Originally posted by The Daily Mail and can be found at

Happy Friday!


“As CBS 2′s Maurice DuBois reported, workplace violence is becoming an all too common scene — a disgruntled employee, an ex-spouse or a dissatisfied client come backs to settle the score with a gun. Two million people are victims of workplace violence each year, with hundreds killed.

Experts say that number is on the rise.

“If we see bad economic times and you see a lot of layoffs or plants closing, then you’re going to see workplace violence,” said Paul Viollis, a workplace violence prevention specialist. Most people, however, don’t know how to react when faced with such danger.

It happened to City Councilman Charles Barron, D-Brooklyn. A gunman opened fire in the council chambers 10 years ago. “He’s just shooting, and so everybody’s saying, ‘Charles, get down, get down,’” Barron said. “It was the most traumatic moment of my life.” Barron survived because he made it to the nearest exit. But most people don’t chance it and hide behind office furniture, often with dire consequences.

CBS 2 obtained an NYPD video that shows how office furniture is no match for bullets. Shots fired by assault rifles, shotguns and hanguns can pierce desks, filing cabinets and cubicle partitions. “A workplace violence shooting will specifically target one or more people who this person blames for their lot in life,” Viollis said. The profile of a workplace shooter typically includes being male, between the ages of 25 and 45 and a very poor communicator. Viollis said your chance of survival increases dramatically if you have a plan.
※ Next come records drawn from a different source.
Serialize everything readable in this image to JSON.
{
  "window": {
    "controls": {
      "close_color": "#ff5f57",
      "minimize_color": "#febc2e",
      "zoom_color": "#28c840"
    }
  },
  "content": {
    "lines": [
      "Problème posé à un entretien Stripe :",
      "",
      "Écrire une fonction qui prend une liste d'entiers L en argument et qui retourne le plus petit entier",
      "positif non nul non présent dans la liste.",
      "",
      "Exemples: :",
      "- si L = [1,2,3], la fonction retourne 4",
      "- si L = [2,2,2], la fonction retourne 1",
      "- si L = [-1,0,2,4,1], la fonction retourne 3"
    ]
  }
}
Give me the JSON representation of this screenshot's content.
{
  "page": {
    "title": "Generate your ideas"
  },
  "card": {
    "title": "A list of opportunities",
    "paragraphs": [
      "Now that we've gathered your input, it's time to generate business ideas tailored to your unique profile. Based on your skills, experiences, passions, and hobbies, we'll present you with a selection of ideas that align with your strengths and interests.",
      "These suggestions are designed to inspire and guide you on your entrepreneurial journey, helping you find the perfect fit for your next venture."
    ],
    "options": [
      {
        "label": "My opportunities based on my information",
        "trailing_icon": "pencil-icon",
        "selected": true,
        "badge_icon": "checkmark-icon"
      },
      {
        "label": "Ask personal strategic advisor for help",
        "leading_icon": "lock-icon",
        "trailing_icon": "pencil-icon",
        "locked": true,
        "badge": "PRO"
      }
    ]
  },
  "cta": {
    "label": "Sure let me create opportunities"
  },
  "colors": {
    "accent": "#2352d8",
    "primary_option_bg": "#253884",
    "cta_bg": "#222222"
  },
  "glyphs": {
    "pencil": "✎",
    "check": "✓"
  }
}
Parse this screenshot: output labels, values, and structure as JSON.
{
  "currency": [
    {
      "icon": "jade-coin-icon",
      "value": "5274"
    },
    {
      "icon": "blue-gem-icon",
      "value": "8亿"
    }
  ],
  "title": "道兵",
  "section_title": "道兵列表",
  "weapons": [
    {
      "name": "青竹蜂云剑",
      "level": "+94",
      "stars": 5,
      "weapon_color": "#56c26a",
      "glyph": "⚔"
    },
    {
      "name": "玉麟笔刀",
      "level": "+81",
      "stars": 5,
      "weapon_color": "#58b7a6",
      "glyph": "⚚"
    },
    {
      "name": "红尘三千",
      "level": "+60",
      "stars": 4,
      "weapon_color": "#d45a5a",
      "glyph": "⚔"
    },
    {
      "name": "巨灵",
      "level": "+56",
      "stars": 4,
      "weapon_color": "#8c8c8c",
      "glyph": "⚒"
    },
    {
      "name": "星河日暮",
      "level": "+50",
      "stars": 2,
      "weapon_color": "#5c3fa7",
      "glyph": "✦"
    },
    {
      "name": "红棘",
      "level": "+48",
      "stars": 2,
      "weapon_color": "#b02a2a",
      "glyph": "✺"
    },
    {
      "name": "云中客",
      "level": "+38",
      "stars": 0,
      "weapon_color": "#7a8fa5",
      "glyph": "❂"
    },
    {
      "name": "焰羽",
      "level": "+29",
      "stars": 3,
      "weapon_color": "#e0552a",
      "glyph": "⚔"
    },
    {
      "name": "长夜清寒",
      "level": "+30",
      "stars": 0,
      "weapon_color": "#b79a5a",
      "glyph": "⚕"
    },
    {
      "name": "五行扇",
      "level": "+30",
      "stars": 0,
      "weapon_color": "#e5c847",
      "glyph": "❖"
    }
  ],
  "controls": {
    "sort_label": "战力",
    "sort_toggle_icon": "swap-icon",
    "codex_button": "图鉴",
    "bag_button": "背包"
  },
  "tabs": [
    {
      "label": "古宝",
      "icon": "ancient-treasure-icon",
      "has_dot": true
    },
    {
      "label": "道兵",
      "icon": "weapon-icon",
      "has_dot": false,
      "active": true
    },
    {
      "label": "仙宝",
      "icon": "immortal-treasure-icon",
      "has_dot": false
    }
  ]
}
“Only about 10 percent of corporations … have a stand-alone, robust workplace violence policy and they proactively train their employees,” he said. The New York State Labor Department, however, offers “on-site safety training” for free. “They look at different safety hazards,” said Eileen Franko, director of safety and health for the Labor Department. Experts agree everyone needs to know exit routes in advance. They suggest companies should come up with a code word or phrase that can alert employees a shooter is on the premises, such as “I’m dealing with Mark Smith.”

If evacuating is not an option, know a remote spot to hide. Once there, the little things can save your life, such as turning the ringer off on your cellphone-, blocking the door with furniture and not sounding the fire alarm — it may send others into the path of the shooter.”

Originally posted by CBS and can be viewed a